Thank you for your answer,I am not doing DIY because I wish to contact proper solicitors who can deal with it but I am not able to find correct solicitor firm who has this kind of expertise, hence started to understand by reading it myself before I approach solicitors to ask questions. It not easy to find correct solicitors who has dealt something similar experience. I have read firms who have dealt differently like China or other countries but didnt find correct references similar to my case. As a novice its not easy. Its like if I ask someone without physics background what is time and relativity, only some can answer. I am not trying to give back answers but trying to understand to find correct solicitors.
Expert:  TheLawLDN replied 18 days ago.

There are many law firms in the USA who have offices in multiple countries and practise also cross-border litigation.

Most big international law firms do that.

They can be expensive, but they certainly have the know-how.

Regards.

Customer: replied 18 days ago.
Thank you for your answer.No offence, Having firms internationally doesnt really mean they have the knowledge which I am looking including the solicitor firm I am using, they dont know. The firms are diversified but they dont have knowledge and I dont see a database where I see such cases etc.I wish If you can provide that help, give some references or atleast a pointer what I have to look at exactly.thank you
Customer: replied 18 days ago.
Also, let me know the above 2 points mentioned is exactly what my situation is, can you explain the statements in simple language if possible.
Expert:  TheLawLDN replied 17 days ago.

Hello.

I have already closed this conversation, but I will try to provide you with a quick feedback.

I may understand your frustration at the situation, but I cannot recommend any specific law firm, nor would I do it as a personal policy.

What I meant is that big law firms, having offices in many countries, normally deal also with international disputes, therefore it's more likely that lawyers from such firms have expertise in jurisdiction matters.

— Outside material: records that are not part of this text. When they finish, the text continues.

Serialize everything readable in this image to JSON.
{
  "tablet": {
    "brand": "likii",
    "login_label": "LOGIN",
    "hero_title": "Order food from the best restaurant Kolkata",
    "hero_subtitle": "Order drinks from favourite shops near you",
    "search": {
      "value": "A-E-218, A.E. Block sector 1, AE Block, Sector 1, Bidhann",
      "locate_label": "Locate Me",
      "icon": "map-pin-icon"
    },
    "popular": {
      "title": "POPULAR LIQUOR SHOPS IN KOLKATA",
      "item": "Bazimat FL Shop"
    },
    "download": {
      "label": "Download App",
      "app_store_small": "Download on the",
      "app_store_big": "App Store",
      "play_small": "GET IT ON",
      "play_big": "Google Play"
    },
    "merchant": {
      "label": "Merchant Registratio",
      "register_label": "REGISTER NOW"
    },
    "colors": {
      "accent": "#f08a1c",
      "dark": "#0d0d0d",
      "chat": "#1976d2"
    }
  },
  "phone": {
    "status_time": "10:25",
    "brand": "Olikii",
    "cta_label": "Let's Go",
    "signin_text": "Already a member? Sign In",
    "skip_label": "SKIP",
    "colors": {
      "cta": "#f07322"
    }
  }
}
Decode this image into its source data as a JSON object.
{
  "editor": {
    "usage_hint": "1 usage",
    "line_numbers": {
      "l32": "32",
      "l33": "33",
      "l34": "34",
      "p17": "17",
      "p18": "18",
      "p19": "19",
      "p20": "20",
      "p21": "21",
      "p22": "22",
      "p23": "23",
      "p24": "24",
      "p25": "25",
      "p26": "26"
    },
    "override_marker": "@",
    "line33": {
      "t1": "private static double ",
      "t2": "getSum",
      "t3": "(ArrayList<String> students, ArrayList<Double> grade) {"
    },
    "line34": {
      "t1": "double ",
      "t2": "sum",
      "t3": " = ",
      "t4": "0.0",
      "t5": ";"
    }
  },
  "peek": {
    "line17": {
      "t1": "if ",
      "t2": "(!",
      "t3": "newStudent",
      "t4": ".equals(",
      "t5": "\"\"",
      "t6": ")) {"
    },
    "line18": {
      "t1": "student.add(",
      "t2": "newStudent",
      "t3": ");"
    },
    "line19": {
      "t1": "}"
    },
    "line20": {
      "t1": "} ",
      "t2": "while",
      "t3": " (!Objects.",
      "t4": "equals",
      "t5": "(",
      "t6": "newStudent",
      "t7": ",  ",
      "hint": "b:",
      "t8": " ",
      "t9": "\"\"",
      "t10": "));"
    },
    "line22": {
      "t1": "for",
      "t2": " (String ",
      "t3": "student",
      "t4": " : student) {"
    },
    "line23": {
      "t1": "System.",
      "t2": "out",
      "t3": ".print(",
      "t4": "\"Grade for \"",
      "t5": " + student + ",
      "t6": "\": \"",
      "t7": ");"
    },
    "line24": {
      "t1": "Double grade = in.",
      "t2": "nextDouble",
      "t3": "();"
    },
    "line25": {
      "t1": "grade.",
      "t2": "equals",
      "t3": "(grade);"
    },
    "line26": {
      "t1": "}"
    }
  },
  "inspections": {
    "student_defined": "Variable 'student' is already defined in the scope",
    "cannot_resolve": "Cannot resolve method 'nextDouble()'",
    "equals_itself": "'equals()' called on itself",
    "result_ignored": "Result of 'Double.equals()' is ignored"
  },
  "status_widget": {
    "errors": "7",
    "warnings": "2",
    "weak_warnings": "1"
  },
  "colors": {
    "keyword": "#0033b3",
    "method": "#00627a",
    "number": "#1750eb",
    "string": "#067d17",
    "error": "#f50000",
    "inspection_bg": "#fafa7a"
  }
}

I am sure that, if you contact one of these top law firms, they could be able to help you, but, predictably, their services will be more expensive than those of an "average" lawyer, as good as the latter might be.

As for explaining the clause that you quoted, and after confirming that this service is not meant for legal advice, jurisdiction matters are complex legal matters, and certainly I cannot provide you with a legal opinion on Section 5 (1) and (2) of the UNIFORM FOREIGN-COUNTRY MONEY JUDGMENTS RECOGNITION ACT (2005).

However, I can confirm that the principle stated by the provision in question is that a judgment issued in a foreign country shall not be refused recognition by the courts of another country on grounds of lack of personal jurisdiction (i.e. when the courts of this other country would not have jurisdiction on the person) if that person ("the defendant") was served (i.e. notified) personally in the foreign state whose court issued the judgment or that same person voluntarily appeared in the proceedings for a reason other than protecting property seized or threatened with seizure in the proceedings or contesting the jurisdiction of the court over him.

Basically, bullet 1 refers to the circumstances of the defendant when the plaintiff/claimant managed to serve the defendant personally abroad (which means that the defendant cannot say they were unaware of the foreign judgment, and the judgment cannot therefore be refused recognition on grounds of lack of personal jurisdiction), while bullet 2 means that, if the defendant voluntarily appeared in the proceedings, but not just for the purpose of protecting property seized or threatened with seizure in the proceedings or of contesting the jurisdiction of the court over him, then again the foreign judgment cannot be refused recognition on grounds of lack of personal jurisdiction.

Regards.